Gone Tomorrow: A subway ride in the dead of night ought to be a safe trip when you are built like Jack Reacher, but not when there’s a bomber on board
61 Hours: It is winter in South Dakota. Blinding snow and an icy highway cause a bus crash. Good thing Jack is on the bus, because something nastier than the weather is on its way…..
Worth Dying For Due to come out September 30th 2010. Makes a nice “bookend” to my summer reading with Jack Reacher. Get your name on our reserve list now!
In Magical Realism the writers interweave, in an ever-shifting pattern, a sharply etched realism in representing ordinary events and descriptive details together with fantastic and dreamlike elements, as well as with materials derived from myth and fairy tales.* The stories weave enchanting spellbinding plots that offer dramatic and romantic journeys for the readers. Whether the spell cast through food, music or just through plain old fashioned chants– the stories will leave you desiring more– the sinful indulgences and the bewitching ways of these mesmerizing women. The books all have a fun lyrical quality that makes the reading even more enjoyable.
After some major “fisticuffs” in the back room of the OWL, I absconded with the fresh new copy of Sarah Addison Allen’s newest gem The Sugar Queen. Her first book, Garden Spells was a mystical delight filled with all the right elements for an entertaining read. In her stories Allen weaves romance, supernatural powers and transforms everyday life into magic.

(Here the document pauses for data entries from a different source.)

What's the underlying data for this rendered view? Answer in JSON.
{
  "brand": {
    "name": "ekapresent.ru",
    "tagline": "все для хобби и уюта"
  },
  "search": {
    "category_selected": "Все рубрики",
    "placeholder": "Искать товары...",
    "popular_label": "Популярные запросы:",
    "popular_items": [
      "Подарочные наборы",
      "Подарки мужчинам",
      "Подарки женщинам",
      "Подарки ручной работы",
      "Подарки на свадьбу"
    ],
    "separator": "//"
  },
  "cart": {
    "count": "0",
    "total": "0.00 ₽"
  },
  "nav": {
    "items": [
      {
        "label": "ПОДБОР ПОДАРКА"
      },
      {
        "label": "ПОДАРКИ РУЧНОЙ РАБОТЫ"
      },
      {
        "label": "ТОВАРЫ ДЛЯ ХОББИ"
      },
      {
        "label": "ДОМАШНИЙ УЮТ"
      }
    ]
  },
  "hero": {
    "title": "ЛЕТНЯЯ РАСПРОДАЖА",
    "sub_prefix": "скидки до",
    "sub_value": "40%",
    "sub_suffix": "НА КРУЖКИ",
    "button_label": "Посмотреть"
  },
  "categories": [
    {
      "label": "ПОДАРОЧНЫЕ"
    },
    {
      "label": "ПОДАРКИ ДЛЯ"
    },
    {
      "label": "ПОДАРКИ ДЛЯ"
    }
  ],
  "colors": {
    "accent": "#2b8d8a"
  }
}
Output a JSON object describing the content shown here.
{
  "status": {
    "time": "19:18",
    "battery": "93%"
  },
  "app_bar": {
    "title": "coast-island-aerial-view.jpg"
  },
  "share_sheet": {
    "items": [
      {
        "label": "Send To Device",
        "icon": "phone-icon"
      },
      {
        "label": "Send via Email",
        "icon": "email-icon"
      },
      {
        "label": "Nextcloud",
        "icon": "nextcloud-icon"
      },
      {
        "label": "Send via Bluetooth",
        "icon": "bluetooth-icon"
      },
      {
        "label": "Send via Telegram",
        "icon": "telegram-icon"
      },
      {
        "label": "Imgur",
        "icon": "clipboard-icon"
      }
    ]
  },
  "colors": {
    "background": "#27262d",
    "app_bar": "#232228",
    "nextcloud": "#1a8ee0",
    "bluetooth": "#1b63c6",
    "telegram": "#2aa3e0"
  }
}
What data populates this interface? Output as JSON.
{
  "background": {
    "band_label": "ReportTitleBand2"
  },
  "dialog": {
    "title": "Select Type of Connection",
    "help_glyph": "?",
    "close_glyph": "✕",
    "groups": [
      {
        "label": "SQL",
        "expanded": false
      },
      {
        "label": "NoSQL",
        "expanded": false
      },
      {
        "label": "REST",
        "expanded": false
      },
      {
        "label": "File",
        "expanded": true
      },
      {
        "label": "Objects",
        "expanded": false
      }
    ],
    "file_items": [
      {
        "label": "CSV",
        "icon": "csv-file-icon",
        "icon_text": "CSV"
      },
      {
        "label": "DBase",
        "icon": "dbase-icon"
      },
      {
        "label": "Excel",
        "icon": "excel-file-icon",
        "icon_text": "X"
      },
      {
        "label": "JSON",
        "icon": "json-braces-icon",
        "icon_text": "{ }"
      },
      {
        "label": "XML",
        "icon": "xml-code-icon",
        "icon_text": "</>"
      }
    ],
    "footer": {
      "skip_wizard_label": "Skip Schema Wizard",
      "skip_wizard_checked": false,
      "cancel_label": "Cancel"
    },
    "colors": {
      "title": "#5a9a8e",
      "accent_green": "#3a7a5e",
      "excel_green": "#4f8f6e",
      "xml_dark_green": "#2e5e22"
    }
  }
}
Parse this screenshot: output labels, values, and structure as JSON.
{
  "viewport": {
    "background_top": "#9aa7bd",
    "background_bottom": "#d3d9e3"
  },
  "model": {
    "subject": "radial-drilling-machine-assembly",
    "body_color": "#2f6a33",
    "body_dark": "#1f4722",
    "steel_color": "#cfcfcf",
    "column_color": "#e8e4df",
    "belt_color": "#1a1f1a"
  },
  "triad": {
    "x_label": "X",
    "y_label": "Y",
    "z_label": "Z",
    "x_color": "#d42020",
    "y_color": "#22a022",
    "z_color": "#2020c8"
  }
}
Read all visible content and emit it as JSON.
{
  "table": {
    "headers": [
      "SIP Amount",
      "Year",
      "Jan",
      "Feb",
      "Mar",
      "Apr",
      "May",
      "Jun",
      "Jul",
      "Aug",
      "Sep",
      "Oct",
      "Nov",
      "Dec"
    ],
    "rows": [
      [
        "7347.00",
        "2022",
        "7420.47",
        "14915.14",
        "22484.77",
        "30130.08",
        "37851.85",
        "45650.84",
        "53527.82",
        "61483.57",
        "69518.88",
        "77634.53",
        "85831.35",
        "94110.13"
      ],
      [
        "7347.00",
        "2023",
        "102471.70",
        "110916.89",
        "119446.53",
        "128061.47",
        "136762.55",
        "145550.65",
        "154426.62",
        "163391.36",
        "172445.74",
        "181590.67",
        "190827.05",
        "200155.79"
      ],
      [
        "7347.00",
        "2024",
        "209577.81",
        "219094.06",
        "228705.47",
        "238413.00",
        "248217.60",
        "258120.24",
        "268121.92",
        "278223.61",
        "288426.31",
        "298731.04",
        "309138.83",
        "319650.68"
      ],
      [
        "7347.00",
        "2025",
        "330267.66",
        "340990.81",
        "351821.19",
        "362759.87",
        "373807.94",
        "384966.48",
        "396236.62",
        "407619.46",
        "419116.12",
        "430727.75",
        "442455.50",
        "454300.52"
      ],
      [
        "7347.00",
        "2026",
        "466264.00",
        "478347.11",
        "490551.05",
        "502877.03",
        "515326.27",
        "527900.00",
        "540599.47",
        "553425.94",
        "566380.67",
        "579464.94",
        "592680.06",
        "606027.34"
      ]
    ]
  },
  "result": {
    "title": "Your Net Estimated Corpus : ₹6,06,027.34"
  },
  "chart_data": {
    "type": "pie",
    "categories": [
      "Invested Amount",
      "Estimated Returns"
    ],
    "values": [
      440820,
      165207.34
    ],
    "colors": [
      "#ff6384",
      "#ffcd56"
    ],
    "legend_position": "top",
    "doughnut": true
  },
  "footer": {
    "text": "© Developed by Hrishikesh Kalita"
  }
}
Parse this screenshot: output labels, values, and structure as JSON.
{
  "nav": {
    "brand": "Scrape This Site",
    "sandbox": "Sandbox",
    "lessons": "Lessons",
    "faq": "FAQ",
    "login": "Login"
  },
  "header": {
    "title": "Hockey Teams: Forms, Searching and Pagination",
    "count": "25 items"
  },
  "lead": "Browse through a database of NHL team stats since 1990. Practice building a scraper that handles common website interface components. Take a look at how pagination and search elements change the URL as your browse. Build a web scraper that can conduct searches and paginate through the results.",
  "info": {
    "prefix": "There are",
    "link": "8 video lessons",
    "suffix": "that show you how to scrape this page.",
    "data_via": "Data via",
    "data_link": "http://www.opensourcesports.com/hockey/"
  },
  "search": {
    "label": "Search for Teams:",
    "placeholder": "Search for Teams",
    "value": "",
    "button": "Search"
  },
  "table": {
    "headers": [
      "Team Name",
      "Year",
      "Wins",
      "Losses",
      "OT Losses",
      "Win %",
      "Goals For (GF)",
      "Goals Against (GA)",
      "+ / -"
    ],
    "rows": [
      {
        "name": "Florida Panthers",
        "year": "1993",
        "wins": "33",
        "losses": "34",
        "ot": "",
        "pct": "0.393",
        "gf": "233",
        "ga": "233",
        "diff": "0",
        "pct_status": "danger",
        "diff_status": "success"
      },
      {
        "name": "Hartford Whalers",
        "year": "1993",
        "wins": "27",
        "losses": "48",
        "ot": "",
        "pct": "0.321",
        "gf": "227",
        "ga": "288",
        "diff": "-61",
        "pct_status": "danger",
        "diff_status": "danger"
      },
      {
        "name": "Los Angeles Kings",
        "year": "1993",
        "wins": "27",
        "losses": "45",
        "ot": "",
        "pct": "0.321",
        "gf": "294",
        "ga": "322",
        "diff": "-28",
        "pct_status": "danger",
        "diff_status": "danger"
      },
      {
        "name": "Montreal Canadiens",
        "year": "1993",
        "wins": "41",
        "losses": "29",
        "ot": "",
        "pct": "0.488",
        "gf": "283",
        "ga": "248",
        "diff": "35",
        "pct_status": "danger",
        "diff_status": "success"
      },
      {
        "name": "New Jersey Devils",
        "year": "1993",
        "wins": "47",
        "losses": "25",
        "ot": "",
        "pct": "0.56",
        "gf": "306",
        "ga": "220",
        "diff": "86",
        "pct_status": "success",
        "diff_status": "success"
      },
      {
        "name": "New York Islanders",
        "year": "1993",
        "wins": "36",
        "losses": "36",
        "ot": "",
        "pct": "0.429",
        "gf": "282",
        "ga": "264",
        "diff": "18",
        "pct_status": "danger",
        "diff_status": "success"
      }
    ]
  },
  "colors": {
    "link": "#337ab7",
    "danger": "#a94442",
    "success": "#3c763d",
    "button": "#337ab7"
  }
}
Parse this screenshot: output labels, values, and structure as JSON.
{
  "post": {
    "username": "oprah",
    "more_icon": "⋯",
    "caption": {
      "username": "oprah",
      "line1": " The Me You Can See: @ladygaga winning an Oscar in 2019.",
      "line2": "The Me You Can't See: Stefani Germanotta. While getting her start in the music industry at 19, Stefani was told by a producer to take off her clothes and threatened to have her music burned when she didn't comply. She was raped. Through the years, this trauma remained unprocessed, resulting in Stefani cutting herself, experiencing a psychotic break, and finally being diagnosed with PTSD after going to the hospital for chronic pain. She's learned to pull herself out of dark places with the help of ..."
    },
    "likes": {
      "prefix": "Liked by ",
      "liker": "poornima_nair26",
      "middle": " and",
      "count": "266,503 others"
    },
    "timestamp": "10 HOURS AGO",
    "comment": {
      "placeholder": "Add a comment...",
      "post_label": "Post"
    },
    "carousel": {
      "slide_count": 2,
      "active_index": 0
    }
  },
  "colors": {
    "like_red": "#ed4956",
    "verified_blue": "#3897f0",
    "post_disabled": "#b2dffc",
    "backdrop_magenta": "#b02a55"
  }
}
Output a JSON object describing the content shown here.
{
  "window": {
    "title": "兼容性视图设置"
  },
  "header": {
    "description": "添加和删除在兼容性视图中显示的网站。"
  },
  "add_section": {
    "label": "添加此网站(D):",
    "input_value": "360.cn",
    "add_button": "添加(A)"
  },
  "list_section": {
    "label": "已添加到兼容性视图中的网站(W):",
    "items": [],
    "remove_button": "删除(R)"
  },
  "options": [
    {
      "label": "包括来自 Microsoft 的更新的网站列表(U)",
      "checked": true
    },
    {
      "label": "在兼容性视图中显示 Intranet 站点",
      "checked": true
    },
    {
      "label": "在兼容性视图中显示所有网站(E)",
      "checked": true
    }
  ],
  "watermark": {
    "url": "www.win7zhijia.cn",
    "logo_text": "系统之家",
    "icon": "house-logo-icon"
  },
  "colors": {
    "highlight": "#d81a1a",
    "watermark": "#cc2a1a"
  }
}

For the most part Sarah Addison Allen’s books are filled with refreshing and enchanting characters with a mix of mystical love potions. Sugar Queen was a fabulous follow up from her debut novel and I look forward to her next novel in 2009. I really enjoyed the candy theme as well. Each chapter is titled after an old favorite! Lemon Drops, Sour Patch,Mellowcreme Pumpkins– ahh and off I go to the Litchfield Candy Company– Want my advice? Stock up before reading this book!
My suggestions for some good magical reading!—
The Like Water for Chocolate by Laura Esquivel (FIC ESQ) A novel in monthly installments with recipes, romance and home remedies.
Law of Love by Laura Esquivel (FIC ESQ) A story of time travel and reincarnation accompanied with Puccini arias and Mexican danzones( cd included with book).
Chocolate by Joanne Harris (FIC HAR) A beautiful woman vexes the villagers with her confections.
Seventh Heaven by Alice Hoffman. (FIC HOF) ” Everyone in town is somehow touched by Nora, the women,who are at once jealous of her sensuousness and emboldened by her example.. the men, who discover a mixture of female power and passion beyond their previous experience…..”
Memory and Dream by Charles de Lint (FIC DEL) An artist has the power to craft images so real they come to life.
The Last Song of Dusk by Siddarth Dhanvant Shanghvi(FIC SHA) A young woman has a gift for singing songs so alluring….
sparks fly from her finger tips
Echoed voices in the night
she’s a restless spirit on an endless flight
wooo hooo witchy woman, see how
high she flies
woo hoo witchy woman she got
the moon in her eye
She held me spellbound in the night…
This post is brought to you by Audra– Enchantress of the OWL (ha)
*adaptation from M.H. Abrams’ A Glossary of Literary Terms, 6th ed. (Fort Worth, TX: Harcourt, Brace Jovanovich, 1993) as cited by Dr. Robert P. Fletcher of West Chester University.
*picture from Marvel Comics